The detachment’s greatest and best defense, though, as the battery commander ruefully admitted, was that they hadn’t fired a round, simply because no one had asked.

And now, with reports of Tauran fingers closing in around the detachment, it was time to go, without even that one shot of defiance having been fired.

“Sucks, boys,” Ramirez admitted to the one junior centurion and eighteen enlisted men with him, “but there you have it. I’ve asked permission already, which was granted. It’s time to go. Or will be in an hour, when Second Infantry is in position.

“Centurion Avilar?”

“Sir.” The junior centurion was on the tall side, taller than his commander, in any case, and of a medium brown complexion. A nose broader and lips fuller than the national norm for mestizas told of somewhat more mixed ancestry than most.
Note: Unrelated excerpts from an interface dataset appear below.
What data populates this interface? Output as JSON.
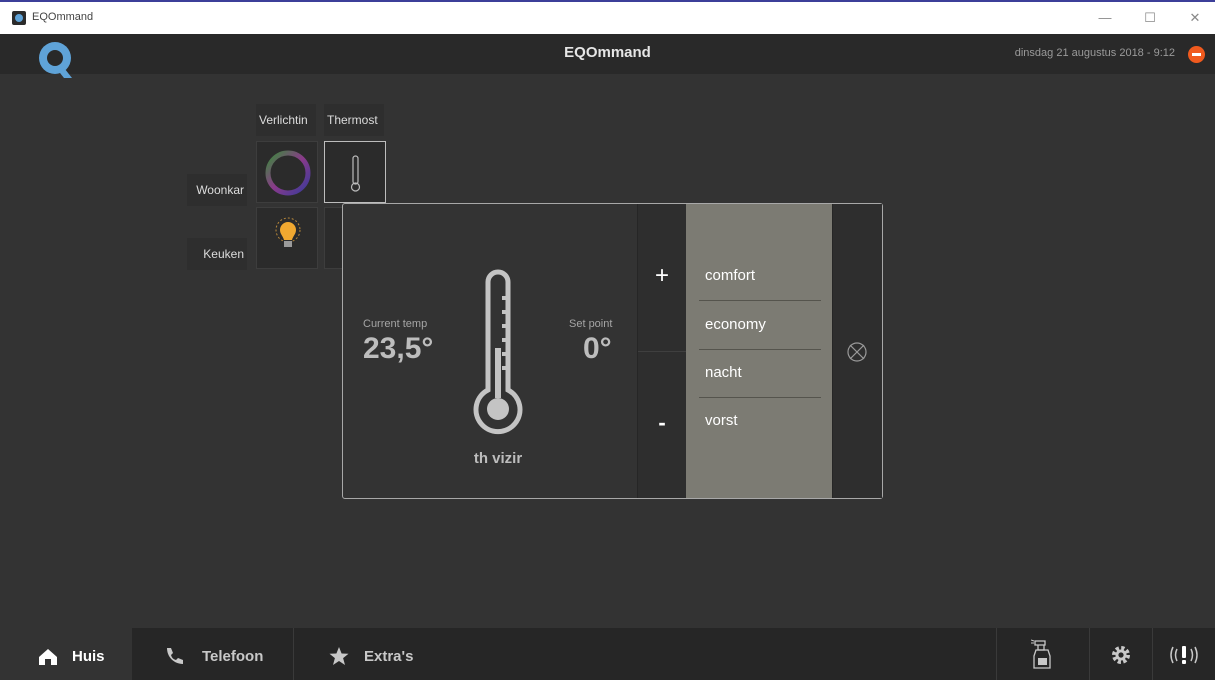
{
  "window": {
    "title": "EQOmmand",
    "controls": [
      "—",
      "☐",
      "✕"
    ]
  },
  "header": {
    "app_title": "EQOmmand",
    "datetime": "dinsdag 21 augustus 2018 - 9:12"
  },
  "grid": {
    "columns": [
      "Verlichtin",
      "Thermost"
    ],
    "rows": [
      "Woonkar",
      "Keuken"
    ]
  },
  "popup": {
    "current_temp_label": "Current temp",
    "current_temp_value": "23,5°",
    "set_point_label": "Set point",
    "set_point_value": "0°",
    "device_name": "th vizir",
    "plus_label": "+",
    "minus_label": "-",
    "modes": [
      "comfort",
      "economy",
      "nacht",
      "vorst"
    ]
  },
  "nav": {
    "tabs": [
      {
        "label": "Huis",
        "icon": "home-icon",
        "active": true
      },
      {
        "label": "Telefoon",
        "icon": "phone-icon",
        "active": false
      },
      {
        "label": "Extra's",
        "icon": "star-icon",
        "active": false
      }
    ],
    "right_icons": [
      "cleaning-spray-icon",
      "gear-icon",
      "alarm-icon"
    ]
  },
  "colors": {
    "background": "#333333",
    "mode_panel": "#7c7b73",
    "accent_stop": "#f05a1e",
    "logo": "#5fa3d8"
  }
}
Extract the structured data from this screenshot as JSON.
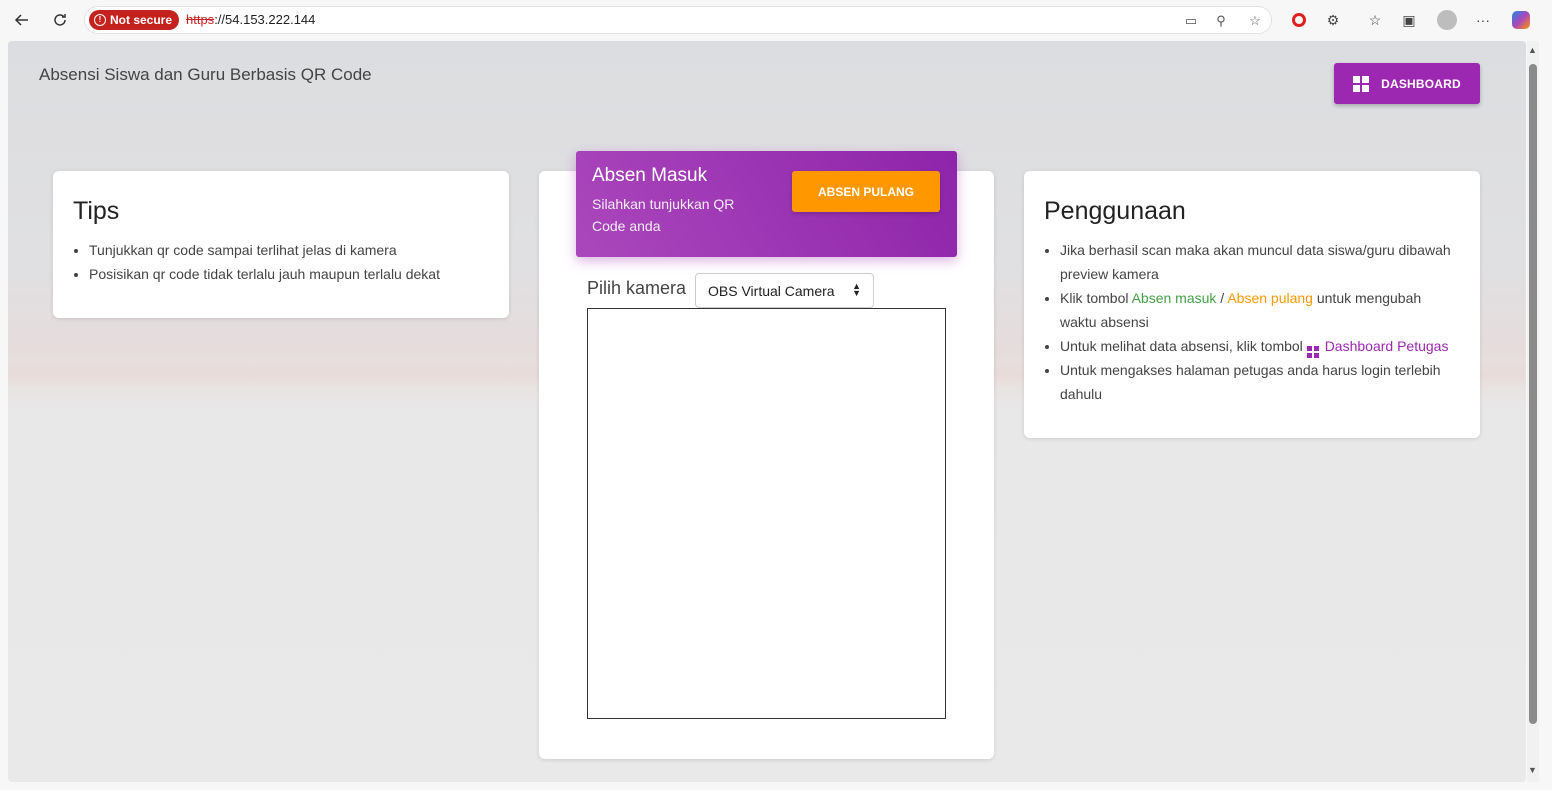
{
  "browser": {
    "security_label": "Not secure",
    "url_scheme": "https",
    "url_rest": "://54.153.222.144",
    "more_label": "···"
  },
  "page": {
    "site_title": "Absensi Siswa dan Guru Berbasis QR Code",
    "dashboard_button": "DASHBOARD"
  },
  "tips": {
    "title": "Tips",
    "items": [
      "Tunjukkan qr code sampai terlihat jelas di kamera",
      "Posisikan qr code tidak terlalu jauh maupun terlalu dekat"
    ]
  },
  "scanner": {
    "header_title": "Absen Masuk",
    "header_subtitle": "Silahkan tunjukkan QR Code anda",
    "switch_button": "ABSEN PULANG",
    "camera_label": "Pilih kamera",
    "camera_selected": "OBS Virtual Camera"
  },
  "guide": {
    "title": "Penggunaan",
    "item1": "Jika berhasil scan maka akan muncul data siswa/guru dibawah preview kamera",
    "item2_pre": "Klik tombol ",
    "item2_masuk": "Absen masuk",
    "item2_sep": " / ",
    "item2_pulang": "Absen pulang",
    "item2_post": " untuk mengubah waktu absensi",
    "item3_pre": "Untuk melihat data absensi, klik tombol ",
    "item3_link": "Dashboard Petugas",
    "item4": "Untuk mengakses halaman petugas anda harus login terlebih dahulu"
  },
  "colors": {
    "accent_purple": "#9c27b0",
    "accent_orange": "#ff9800",
    "accent_green": "#43a047"
  }
}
He was probably the second-best centurion in the battery, after Top, which was why Ramirez had him along on this detached mission.

“I’ll take point. You take tail. Make sure to take the sights with you and to bury the breechblocks.”

The centurion nodded, sadly, then called off three names. “You rats will leave last, in order of march, with me. Get the shovels and dig out a small pit, fifty meters west of gun three, half a meter deep.”

Si, Centurio.”

Turning back to his commander, Avilar asked, “What about the radio the Fifty-second Tercio left with us, sir? I know what they said, but . . .”

“They said ‘leave it,’ so leave it,” answered Ramirez.

Avilar was inclined to argue, but it might be one of those close hold, hush-hush, dumb-assed officer things, so, Maybe better not. The tribune usually knows what he’s talking about.


Avilar gave a thumbs up to Ramirez. From a civilian or a private it would have meant little. From a centurion it meant, “All personnel present or accounted for. All weapons accounted for. All personal gear packed and on the troops’ backs. All non-firearm serial number items present and accounted for and on the troops’ backs. All radios but one are on the troops backs. Field phones and their wire is collected and on the troops’ backs. I have the sights. The men have sufficient food and water for the trip, and are healthy enough for it. They’re camouflaged to standard. Loads are more or less evenly distributed, allowing for different levels of fitness. The gas is drained from the tanks for the auxiliary propulsion units of the guns. Etc. Etc. Yes, that, too. Etc. And that. Etc. Trust me on this, Boss; I took care of it. We can go on your order.”

Saves so much time, thought the tribune, when you can just count on the routine shit getting done routinely.

He raised the flaps of his lorica, his legionary issue silk and liquid metal body armor, and ran the zipper down the bottom without quite undoing it. The thing was miserably hot just sitting there; doing any kind of labor in one was right out. But we’ll have to, just to get home.

Then he turned north, consulted his compass, and said, over his left shoulder, “Follow me.”

All around, a rising noise in the jungle gave Ramirez the sense–correct, as it turned out–that most or all of the detachments that had been posted forward of the Parilla Line were likewise pulling out and heading north to shelter.

Then came the warning shout from Avilar, the ferocious scream of the incoming Tauran jet, and the pummeling impact of rockets on the old position.

“Twelve o’clock!” the tribune shouted. “Two hundred meters.”

As Ramirez turned his eyes forward and began to sprint, he saw that Avilar and three gunners had already passed him by.


Within the first mile, every eye in Ramirez’s small detachment was scanning through the small gaps in the thickly interwoven jungle canopy overhead, every ear straining to hear through the muffling tree cover the harpy’s shriek of incoming bombers. A mile after that they found the smoking, cooked remains of what was probably an infantry squad, dismembered, burned, with a naked, blackened, armless torso impaled on the ragged stump of a tree branch, overhead. The torso dripped blood down the stout, bomb-sharpened stump of the tree branch on which it hung. Half a mile further, the party went to ground at a crescendo of small-arms fire, coming from ahead.

Even the normally phlegmatic Avilar exclaimed, “Fuck!” at that.